On average, microgreens farmers bring in $20-30 per tray of microgreens. If it costs you $3-5 per tray, you can easily cover your growing cost and make a little side money.
Some independent microgreens farmers in urban areas can make $12,000-13,000 annually. Larger profits certainly depend on how you market your microgreens and the cost of the supplies you use.
Sometimes, farmers will team up with farm collectives to encourage marketing. Additionally, growing microgreens from cheaper species of seeds or plants known to be denser can help you increase yields and profits.
Do Microgreens Regrow After Cutting?
In almost all cases, microgreens will not regrow after cutting. This is why your seeds become a higher cost in a microgreens operation. You will need new seeds for each harvest of these plants.
In very few instances, certain species of microgreens have a chance of regrowing. Peas, beans, and kale offer a stronger root system, increasing the chances that they will regrow. However, this is not a guarantee.
Additionally, some gardeners will harvest microgreens without cutting off the lowest leaf. This leaves a chance that they will see re-grow. Again, this isn't a guarantee, and if re-growth does happen, the new growth may be stunted or change the taste.
Read more on our blog post, "How To Grow Microgreens Indoors."
How Many Times Can You Reuse Soil For Microgreens?
Unlike seeds, you can reuse the soil you used to grow your microgreens. Reusing soil can help to reduce the costs of supplies. However, there is a protocol you need to follow to ensure you will get the most out of your soil for the next harvest.
You must compost your soil for 3-15 days in 131-degree temperatures. If you are not turning your compost, you will be on the higher end of days needed for composting.
Composting will break down any roots, seeds, or other growths left behind by your batch of microgreens. Additionally, this method will add nutrients back into your soil.
Non-composted soil will grow mold or carry pathogens to your next batch of microgreens. Skipping this step will result in lost crops and plenty of frustration. However, if composted correctly, you can enjoy one sustainable way of microgreens farming.
To be extra vigilant regarding mold and pathogens, you can also sterilize your soil at home. To prep for sterilization, you will sift through the soil, removing as much organic material as possible.
Next, your sifted soil can go into a metal baking pan and the oven. You can sterilize your soil at 350 degrees for about 2.5 hours. Some organic material may have been left behind if you notice smoke coming from your soil during this process. The smoke will leave behind a smell, but your soil will still be sterile and ready to use.
The expense of growing microgreens has many variables, including which seeds you are using, the growth method you select, and where you are getting your supplies.

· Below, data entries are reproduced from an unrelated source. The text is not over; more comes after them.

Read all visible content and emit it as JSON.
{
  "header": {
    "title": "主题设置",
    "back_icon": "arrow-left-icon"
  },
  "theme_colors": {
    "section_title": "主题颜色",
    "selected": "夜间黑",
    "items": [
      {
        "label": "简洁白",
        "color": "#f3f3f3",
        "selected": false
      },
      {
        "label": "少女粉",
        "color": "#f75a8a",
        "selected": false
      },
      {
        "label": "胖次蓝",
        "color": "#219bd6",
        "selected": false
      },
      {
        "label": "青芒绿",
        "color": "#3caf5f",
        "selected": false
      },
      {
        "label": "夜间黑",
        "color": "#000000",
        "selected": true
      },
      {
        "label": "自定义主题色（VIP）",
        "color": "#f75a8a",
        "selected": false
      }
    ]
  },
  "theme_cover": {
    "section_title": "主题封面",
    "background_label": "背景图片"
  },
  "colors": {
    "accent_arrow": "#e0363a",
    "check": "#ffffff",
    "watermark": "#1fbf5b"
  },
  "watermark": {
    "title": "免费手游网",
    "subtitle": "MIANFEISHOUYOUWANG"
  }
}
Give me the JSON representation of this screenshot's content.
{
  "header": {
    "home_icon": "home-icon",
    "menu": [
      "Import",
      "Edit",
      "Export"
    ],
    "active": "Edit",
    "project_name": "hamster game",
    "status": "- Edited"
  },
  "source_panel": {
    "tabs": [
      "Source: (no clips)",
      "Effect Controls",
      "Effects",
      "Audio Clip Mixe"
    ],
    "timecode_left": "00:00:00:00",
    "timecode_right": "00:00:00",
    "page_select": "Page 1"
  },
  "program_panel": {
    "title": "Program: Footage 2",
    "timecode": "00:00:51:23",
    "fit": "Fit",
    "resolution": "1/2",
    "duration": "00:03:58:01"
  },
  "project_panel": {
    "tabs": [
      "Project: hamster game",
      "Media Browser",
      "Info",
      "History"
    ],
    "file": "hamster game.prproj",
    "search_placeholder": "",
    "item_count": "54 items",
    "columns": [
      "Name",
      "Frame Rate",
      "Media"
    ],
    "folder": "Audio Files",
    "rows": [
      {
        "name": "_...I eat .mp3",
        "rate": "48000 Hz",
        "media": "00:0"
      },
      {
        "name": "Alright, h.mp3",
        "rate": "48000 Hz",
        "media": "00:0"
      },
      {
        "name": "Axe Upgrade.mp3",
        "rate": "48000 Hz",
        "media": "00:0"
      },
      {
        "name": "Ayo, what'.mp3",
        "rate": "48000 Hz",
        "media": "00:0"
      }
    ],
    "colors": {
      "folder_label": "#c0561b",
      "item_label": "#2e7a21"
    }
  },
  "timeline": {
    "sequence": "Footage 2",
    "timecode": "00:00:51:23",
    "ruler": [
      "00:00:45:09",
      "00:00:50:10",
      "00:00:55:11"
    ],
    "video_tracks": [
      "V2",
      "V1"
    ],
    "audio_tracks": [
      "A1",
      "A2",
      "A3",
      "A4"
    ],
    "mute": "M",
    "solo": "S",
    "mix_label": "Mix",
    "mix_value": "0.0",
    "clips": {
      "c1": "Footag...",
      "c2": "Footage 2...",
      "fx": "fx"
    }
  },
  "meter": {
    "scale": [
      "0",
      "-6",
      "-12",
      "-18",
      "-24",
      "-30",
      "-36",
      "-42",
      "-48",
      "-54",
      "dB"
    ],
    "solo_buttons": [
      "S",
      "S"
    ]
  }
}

We hope you found this article helpful when it comes to the cost of growing microgreens.
Are you searching for other fast-growing plants? Have a look at our blog post,